Many of the popular and old-fashioned flowers we grow are neither annuals nor perennials. They are biennials, which are plants that require two growing seasons to complete their life cycle. It is confusing because some biennials are grown and treated as annuals and some are actually short-term perennials. In the first season, the plants germinate and produce a mound of foliage called a rosette, which is a circular cluster of leaves just above the ground. In the second season, the plants send up a flower stalk and after it flowers and produces seeds it dies. Some plants grow quickly enough that they can be sown in early spring and still bloom that year.
English daisies are short plants (6"-8") and make a good edging plant in full sun. They grow wild in England where there is cool soil and moist air. They do best here in the cool spring and don't bloom much after June .
One of the most well-known plants grown as a biennial is the pansy or viola. Actually, pansies are short-lived tender perennials with fibrous roots, but they are treated as biennials. In milder climates, they are planted in the fall to bloom in the spring. These cool weather, but sun loving plants stop blooming when night temperatures consistently rise above 60 degrees.
If you would like a dainty true blue flower to bloom at about 6 to 9 inches among your spring bulbs, the forget-me-not (Myosotis) is a great choice. It grows best in half-day sun and moist soil where it will eventually form a carpet if you plant it two years in a row and allow it to self-sow. Unwanted plants are very easy to pull out. The Chinese forget-me-not (Cynoglossom 'Firmament') is a rather coarse plant with bright blue flower racemes that grows to 18" in sunny locations.
Sweet William (Dianthus barbatus) is one of the oldest known garden flowers. There are many other Dianthus (Pinks), which are either annual or perennial, but Sweet William is a biennial. Full size varieties have several stalks growing 10 to 20 inches with rounded flower clusters of white, bright red or pink. Other varieties are dwarf, growing 6 to 9 inches tall with a spread up to 12 inches.
Iceland Poppy and Stock are two cool weather plants that are biennial. Iceland Poppy has 1-foot flower stems with dainty clear soft colors. Stocks are a very fragrant flower that is used often for cut flowers. It has spikes to two ½ feet with single or double flowers and soft grey foliage.
Foxglove (Digitalis) is a tall biennial that is one of gardenings old favorites even though on most varieties the bloom faces one side. They grow in partial sun to light shade and are not long-lived, but they do self-seed. The standard varieties are straight and stiff-stemmed, climbing to 4 or 5 feet. The variety 'Foxy' is shorter, at 3 feet. You may cut off the spent stems to get a second blooming.
Canterbury bells (Campanula) is a truly beautiful and unique flower. It got its name because of the 2-inch long bells that resembled the bells rung by pilgrims on route to visit the tomb of Thomas A. Becket at Canterbury, England. Some have cup and saucer like flowers and others have double blooms. They grow from one to 4 feet tall in June in shades of blue, pink and white.
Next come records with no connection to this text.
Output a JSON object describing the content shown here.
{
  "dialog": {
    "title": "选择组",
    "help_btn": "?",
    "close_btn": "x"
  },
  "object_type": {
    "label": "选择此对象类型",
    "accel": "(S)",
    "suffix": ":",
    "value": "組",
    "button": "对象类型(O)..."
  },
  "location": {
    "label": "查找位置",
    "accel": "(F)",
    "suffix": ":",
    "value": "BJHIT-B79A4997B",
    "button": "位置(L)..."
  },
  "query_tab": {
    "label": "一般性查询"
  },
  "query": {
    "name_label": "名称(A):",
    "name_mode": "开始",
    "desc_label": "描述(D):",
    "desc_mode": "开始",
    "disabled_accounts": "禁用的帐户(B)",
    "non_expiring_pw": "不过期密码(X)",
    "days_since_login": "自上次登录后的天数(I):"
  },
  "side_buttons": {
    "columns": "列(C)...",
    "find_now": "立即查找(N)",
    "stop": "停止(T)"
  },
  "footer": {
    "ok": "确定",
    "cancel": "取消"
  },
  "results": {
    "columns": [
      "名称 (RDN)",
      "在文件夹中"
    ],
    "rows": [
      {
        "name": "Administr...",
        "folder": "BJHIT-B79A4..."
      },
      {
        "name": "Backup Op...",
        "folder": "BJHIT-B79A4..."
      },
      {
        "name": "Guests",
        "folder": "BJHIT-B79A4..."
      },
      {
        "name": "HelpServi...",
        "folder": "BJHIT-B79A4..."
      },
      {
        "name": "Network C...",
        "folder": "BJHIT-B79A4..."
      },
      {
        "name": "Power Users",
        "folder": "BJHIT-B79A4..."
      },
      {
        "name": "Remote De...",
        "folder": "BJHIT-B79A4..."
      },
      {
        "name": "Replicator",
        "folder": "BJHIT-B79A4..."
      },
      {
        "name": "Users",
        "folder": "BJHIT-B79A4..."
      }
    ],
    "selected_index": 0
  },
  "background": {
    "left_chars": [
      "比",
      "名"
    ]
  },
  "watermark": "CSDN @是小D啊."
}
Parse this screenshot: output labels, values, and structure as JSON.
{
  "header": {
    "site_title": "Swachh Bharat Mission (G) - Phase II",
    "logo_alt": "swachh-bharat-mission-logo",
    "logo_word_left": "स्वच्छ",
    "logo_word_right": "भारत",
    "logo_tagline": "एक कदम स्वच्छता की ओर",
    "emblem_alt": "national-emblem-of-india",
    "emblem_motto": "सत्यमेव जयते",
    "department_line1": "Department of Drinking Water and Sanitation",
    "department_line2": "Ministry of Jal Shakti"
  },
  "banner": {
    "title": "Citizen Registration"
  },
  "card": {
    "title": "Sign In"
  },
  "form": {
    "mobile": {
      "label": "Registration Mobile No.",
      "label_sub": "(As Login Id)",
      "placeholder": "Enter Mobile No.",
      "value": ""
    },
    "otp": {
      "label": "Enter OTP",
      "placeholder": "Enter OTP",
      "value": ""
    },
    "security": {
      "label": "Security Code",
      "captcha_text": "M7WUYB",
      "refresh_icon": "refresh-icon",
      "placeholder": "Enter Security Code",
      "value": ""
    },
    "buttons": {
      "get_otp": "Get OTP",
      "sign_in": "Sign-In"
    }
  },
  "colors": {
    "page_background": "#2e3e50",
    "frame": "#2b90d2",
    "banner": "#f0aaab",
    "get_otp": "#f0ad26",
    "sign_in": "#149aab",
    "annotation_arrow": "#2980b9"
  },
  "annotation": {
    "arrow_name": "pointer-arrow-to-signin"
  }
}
Most of our grandparents grew hollyhocks and the older varieties could reach up to 12 feet tall. Most varieties grown now are between 2 and 9 feet tall and bear 3- to 5-inch double or single blooms in white, pink, rose red, yellow or purple. Plant them two-feet or more apart to give them good air circulation to help prevent the rust that they are prone to-. They like full sun to part shade and should be sited at the back of a border or along fences and walls. They may need staking. These are not long-lived plants, but they do self-seed and the seedlings may be transplanted in the spring. Annual hollyhocks are also available.
If you want a bold pyramidal form at 3 to 6 feet tall, you might consider Verbascum. It blooms in early to late summer in predominantly yellow, red or purple with velvety textured foliage. It is drought resistant, but can become weedy with self-seeding.
Other biennials include Wallflowers (Cherianthus), Salvia sclarea (Clary Sage), Lavatera arborea (tree mallow), Malva sylvestris, Oenothera (evening primrose), and Silene (Catchfly).
If you buy plants or biennials at the nursery, you will have flowers the first season. If you plant seeds, it will take two seasons. Start the seeds of true biennials in cell packs in early summer and plant them out in a nursery bed in September. Mulch the rosettes after a hard frost. In early spring, plant the crowns at or just below the soil surface in their garden site and water until they are well established. You generally don't need to pinch the plants, but you may need to stake tall plants such as stocks and mallows. Most biennials have a short flowering season, more like perennials than annuals.